We handed off to Rudi the first play for a one yard gain. We broke the huddle for the next play as CBS showed the starting lineup graphics for the Bengals offense. Carson surveyed the defense and then took his place under center. Directly behind him was running back Chris Perry flanked by tight end/full back Matt Schoebel. Carson stepped back and sent Schoebel in motion to his left where he lined up just outside the tackle as a tight end, towards the bottom of the screen. Chad was alone at the very bottom of the screen and motioned to the referee as he stepped back off the line of scrimmage. At the top of the screen were Chris Henry on the far outside and TJ Houshmandzadeh in the slot inside him.
Carson hiked the ball and the Steelers only rushed four. Carson looked to his right where he found Chris Henry streaking down the field a solid two steps ahead of his defender. Sixty six yard completion. Paul Brown Stadium went nuts. I was jumping around like a mad man with my family at my grandmother’s house and then the TV cut to Palmer.
Crawling on the ground in pain, desperately gripping grass with a close up shot on “Palmer 9” on his back, our quarterback was down. Responsibly, CBS showed the replay from the sideline and it showed a Steeler falling into Palmer’s leg and knocking him down. Then they showed the back angle. From behind, you could see former Bengal Kimo Von Oelhoffen dive at the side of Carson’s knee and bend in a way that it was clear that he may not get up. After a few minutes, a cart arrived on the field to take Carson to the locker room.
As if matters couldn’t have been worse at this point, Chris Henry completed the 66 yard play but also sustained a knee injury on the tackle which removed him from the game. Forced to rely on backup Jon Kitna who had already mentored and been usurped by Palmer, tanks of hope fueling the spirit of Bengals fans everywhere had already been emptied. I don’t even remember what happened after that. Second play on offense. It resulted in a torn ACL for Palmer and the Steelers won the game 31–17 and went on to beat the Seahawks 21–10 in Super Bowl XL.

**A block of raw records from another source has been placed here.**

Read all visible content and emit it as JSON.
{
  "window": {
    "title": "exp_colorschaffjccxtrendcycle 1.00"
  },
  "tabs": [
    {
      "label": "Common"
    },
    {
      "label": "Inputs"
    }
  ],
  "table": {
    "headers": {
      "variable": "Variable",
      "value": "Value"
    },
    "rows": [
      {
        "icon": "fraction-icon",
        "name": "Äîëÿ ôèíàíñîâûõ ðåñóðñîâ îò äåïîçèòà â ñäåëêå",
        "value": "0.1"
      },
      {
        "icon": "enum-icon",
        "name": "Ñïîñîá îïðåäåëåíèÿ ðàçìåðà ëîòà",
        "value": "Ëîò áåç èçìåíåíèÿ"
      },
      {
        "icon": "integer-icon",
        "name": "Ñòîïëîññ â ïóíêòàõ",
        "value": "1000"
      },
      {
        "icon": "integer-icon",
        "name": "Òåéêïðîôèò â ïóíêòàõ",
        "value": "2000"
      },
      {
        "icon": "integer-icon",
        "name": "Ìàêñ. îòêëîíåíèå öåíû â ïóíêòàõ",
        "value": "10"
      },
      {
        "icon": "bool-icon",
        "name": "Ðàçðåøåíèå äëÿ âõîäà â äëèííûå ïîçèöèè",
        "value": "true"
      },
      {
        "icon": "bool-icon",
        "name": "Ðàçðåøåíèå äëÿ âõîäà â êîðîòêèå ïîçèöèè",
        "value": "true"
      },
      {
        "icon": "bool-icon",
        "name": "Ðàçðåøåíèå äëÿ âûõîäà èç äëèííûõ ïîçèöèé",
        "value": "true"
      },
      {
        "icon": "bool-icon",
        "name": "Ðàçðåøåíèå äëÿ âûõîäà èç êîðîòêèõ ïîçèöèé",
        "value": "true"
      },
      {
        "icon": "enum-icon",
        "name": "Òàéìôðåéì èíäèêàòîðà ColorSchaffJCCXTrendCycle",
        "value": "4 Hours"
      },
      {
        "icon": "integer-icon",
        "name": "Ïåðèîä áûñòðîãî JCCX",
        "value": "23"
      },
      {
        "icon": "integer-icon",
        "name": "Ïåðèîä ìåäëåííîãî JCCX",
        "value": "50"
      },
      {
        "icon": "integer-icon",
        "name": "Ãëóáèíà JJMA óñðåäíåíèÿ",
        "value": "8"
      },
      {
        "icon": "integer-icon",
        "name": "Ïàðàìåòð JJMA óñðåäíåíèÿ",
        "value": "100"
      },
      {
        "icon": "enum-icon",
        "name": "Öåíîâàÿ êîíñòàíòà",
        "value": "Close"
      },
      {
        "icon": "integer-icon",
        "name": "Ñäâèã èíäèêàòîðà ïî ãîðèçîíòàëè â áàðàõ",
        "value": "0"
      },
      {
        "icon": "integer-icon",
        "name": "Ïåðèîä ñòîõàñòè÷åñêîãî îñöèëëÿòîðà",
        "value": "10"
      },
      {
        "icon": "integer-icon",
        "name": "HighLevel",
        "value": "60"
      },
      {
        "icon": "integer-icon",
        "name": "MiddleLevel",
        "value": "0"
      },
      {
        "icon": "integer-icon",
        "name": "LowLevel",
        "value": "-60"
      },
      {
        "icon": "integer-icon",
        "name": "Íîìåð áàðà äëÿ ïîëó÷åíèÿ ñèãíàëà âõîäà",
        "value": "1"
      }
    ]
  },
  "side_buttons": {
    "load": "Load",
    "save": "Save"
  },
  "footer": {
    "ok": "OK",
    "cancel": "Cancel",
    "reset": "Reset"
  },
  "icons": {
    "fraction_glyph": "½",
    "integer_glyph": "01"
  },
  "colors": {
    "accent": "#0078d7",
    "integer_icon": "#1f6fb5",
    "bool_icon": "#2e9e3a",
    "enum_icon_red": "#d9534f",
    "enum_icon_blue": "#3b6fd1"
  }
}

Whether the play was dirty or not will be debated amongst Bengals and Steelers fans for years but either way, it was merely more fuel to the fire of hatred towards the Steelers. It didn’t help that they went on to win it all.
We now know that the Bengals and Steelers will match up this weekend again in Cincinnati for an AFC Wild Card game. The Bengals have evened the score during the regular season of late but while us fans recall the last playoff meeting as a nightmare we’d rather forget, the players don’t. There are no players still on the roster that played on that team. In fact, unless they’ve been around longer than 5 years, all they know is the Bengals making the playoffs. Hopefully that’s enough to get them over the playoff hump because I can’t handle another devastating loss to the Steelers and I’m not sure Marvin Lewis and Andy Dalton’s reputations can either.